Normality, stability returning to parts of northern Syria - Politico
Northern Syria’s tow of Tel Abyad is slowly returning to normal as schools and hospitals open, while the wider region remains unstable a year after the Turkish military drove out Syrian Kurdish forces that controlled the area after ending an Islamic State (ISIS) occupation in 2016.
Outside of the border town, hundreds of thousands of children across the country are still on the path to becoming a lost generation, and the need for humanitarian aid for people of all ages continues, according to an article published on Politico on Wednesday.

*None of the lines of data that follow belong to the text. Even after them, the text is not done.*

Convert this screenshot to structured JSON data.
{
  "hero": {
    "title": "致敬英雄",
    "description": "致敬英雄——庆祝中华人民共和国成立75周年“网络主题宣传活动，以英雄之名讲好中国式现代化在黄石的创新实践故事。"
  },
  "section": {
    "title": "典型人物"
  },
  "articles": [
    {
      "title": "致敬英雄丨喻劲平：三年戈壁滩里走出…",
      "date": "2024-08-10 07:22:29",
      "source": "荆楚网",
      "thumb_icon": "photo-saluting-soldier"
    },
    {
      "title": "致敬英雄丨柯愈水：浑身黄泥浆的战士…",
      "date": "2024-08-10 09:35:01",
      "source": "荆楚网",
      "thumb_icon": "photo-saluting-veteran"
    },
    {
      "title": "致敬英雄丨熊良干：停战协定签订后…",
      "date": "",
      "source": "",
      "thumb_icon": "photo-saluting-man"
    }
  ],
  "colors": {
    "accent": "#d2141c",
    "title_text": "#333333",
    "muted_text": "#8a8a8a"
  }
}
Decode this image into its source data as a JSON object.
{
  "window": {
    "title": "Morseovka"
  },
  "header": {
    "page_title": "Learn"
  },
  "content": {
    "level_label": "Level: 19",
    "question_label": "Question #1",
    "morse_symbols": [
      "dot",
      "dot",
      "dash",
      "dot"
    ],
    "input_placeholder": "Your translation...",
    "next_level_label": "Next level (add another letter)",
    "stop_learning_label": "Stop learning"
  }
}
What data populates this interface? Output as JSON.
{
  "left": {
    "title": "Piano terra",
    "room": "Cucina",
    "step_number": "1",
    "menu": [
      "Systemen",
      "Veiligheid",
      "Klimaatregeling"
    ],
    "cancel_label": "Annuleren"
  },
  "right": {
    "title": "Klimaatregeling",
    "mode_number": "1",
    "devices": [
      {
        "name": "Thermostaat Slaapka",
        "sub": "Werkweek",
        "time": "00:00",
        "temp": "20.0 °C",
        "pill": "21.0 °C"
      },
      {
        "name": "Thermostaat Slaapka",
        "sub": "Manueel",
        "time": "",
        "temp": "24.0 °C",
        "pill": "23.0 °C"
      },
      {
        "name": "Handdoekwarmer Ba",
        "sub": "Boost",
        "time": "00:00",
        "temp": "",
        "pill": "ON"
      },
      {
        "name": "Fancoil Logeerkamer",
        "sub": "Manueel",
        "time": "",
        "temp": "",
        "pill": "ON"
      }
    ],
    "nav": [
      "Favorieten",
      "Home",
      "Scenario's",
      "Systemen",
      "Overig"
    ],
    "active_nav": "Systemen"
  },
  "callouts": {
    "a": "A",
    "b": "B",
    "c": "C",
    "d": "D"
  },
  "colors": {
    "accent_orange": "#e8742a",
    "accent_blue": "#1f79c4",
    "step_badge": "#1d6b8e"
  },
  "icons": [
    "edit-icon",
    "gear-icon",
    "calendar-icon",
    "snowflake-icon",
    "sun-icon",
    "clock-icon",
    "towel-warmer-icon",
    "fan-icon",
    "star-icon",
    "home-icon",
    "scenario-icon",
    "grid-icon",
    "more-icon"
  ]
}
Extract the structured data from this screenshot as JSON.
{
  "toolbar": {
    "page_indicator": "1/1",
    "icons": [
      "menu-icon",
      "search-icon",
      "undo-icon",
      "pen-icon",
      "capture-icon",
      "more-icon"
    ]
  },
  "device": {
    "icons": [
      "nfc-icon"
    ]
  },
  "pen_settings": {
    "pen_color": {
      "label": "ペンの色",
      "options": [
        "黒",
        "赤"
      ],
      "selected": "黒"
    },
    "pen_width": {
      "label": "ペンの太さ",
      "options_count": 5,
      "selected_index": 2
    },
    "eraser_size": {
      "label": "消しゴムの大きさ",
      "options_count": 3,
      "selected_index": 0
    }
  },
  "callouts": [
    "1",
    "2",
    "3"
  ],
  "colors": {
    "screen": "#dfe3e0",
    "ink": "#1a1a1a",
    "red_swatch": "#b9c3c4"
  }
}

Tel Abyad came under control of the Free Syrian Army in 2012, to be replaced by Al Nusra Front the next year, after which ISIS took over in 2014. The majority-Kurdish People’s Protection Units (YPG) took the town in 2015 and, with backing from the United States, its affiliate group Syrian Democratic Forces (SDF) remained in control until Turkey’s Operation Peace Spring last year.
Turkey does not allow international NGOs to enter Tel Abyad, but two Turkish state-affiliated organisations, AFAD and the Red Crescent, manage deliveries of food, medicine and clothing.
Turkey’s original plan was to clear the area of SDF and YPG forces to possibly resettle a portion of Turkey’s close to four million Syrian refugees in the area, but it has not been the case to date.
A hospital in town has prepared to take on any COVID-19 cases, but officially, none have been recorded yet. However, doctors say it may be due to a lack of awareness of the disease and its symptoms.
Turkey provides educational material for the schools in town, and residents use both the Syrian pound and Turkish lira in their daily transactions.
The Turkish Red Crescent runs a charity shop in town that doesn’t charge anything for its basic goods. Together with AFAD, the Red Crescent has been distributing boxes of fundamental foodstuffs to the population.
Occasional clashes continue in northern Syria in the aftermath of Turkey’s military incursions, and Turkish forces and their Syrian allied groups have been accused of violating the ceasefire, targeting civilians and committing war crimes.
According to Turkey’s official figures, some 414,000 Syrians have returned to their country after Turkish incursions starting in 2016.